An Iranian journalist imprisoned in that country without trial since June 2009 is suing telecommunications concern Nokia Siemens for allegedly providing the surveillance equipment that led to his capture.
Isa Saharkhiz went into hiding following Iran's 2009 presidential elections, after publishing an article branding the Grand Ayatollah as a hypocrite who was primarily responsible for vote tallies widely regarded as being fraudulent. According to a complaint filed in federal court in Virginia, officials with the Ministry of Intelligence and Security in Iran tracked him down with the help of cellphone-monitoring devices and other eavesdropping gear provided by Nokia Siemens.
“Defendants knowingly and willingly delivered very capable and sophisticated equipment for unlawful intercepting, monitoring, and filtering of electronic communications ('Intelligence Solutions') to Iranian officials,” the complaint alleged. “In effect, defendants are directly involved in the unlawful censoring and monitoring of journalists, activists, and citizens in Iran by supplying the government of Iran with the technology needed to perform interceptions, monitoring, controls, content filtering, deep packing filtering and network scanning.”
According to the document, Saharkhiz has been severely tortured since his arrest. He was held in solitary confinement for more than 80 days, and his ribs were broken in a struggle durring his arrest. The complaint said it may be amended to add as many as 1,500 other political prisoners who are being held under similar circumstances. Additional defendants may also be added.
The defendants named so far in the case are accused of supplying “intelligence monitoring centers” used by the Islamic Revolutionary Guard Corps in 2008. As long ago as October 2007, the group was cited by the US State Department for its support of terrorism.
“The technology supplied by defendants allows Iranian government authorities to monitor any communications across a network, which includes voice calls, text messages, instant messages, and web traffic,” the complaint alleged. “This monitoring system can also interrogate data to see what information is being passed back and forth.”
The allegations against Nokia Siemens echo those made in February by members of the European Parliament.

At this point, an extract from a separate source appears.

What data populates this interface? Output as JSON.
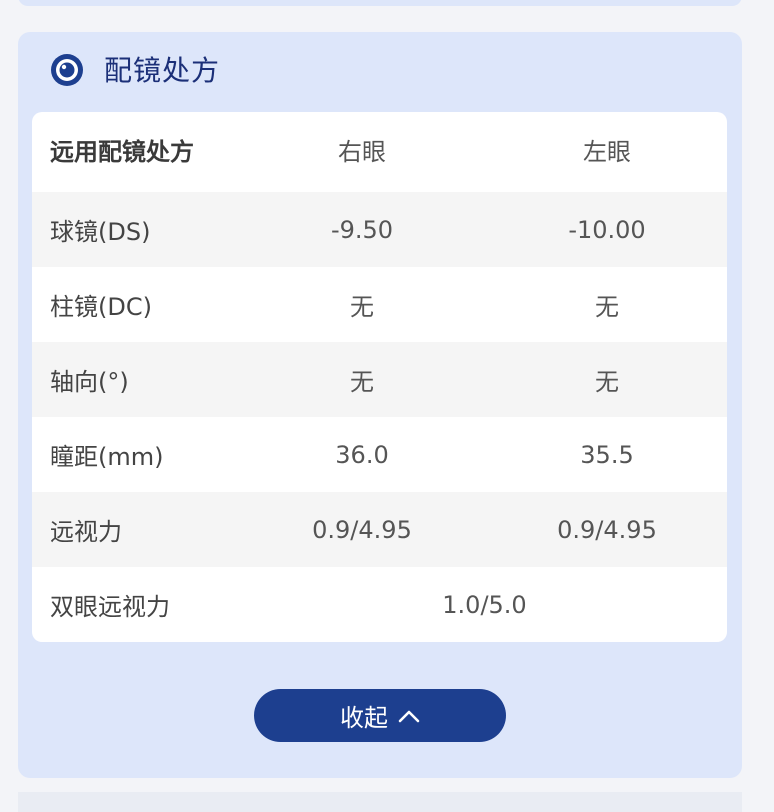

Nokia Siemens said then that the criticism was based on a misunderstanding of the use of its technology in Iran. It responded to the most recent allegations in a statement that read:
"The Saharkhiz lawsuit is brought in the wrong place, against the wrong party and on the wrong premise. The Saharkhizes allege brutal treatment by the government in Iran, but they have not sued that government. Instead, they are seeking to blame Nokia Siemens Networks for the acts of the Iranian authorities by filing a lawsuit in the U.S., a country that has absolutely no connection to the issue they are raising." ®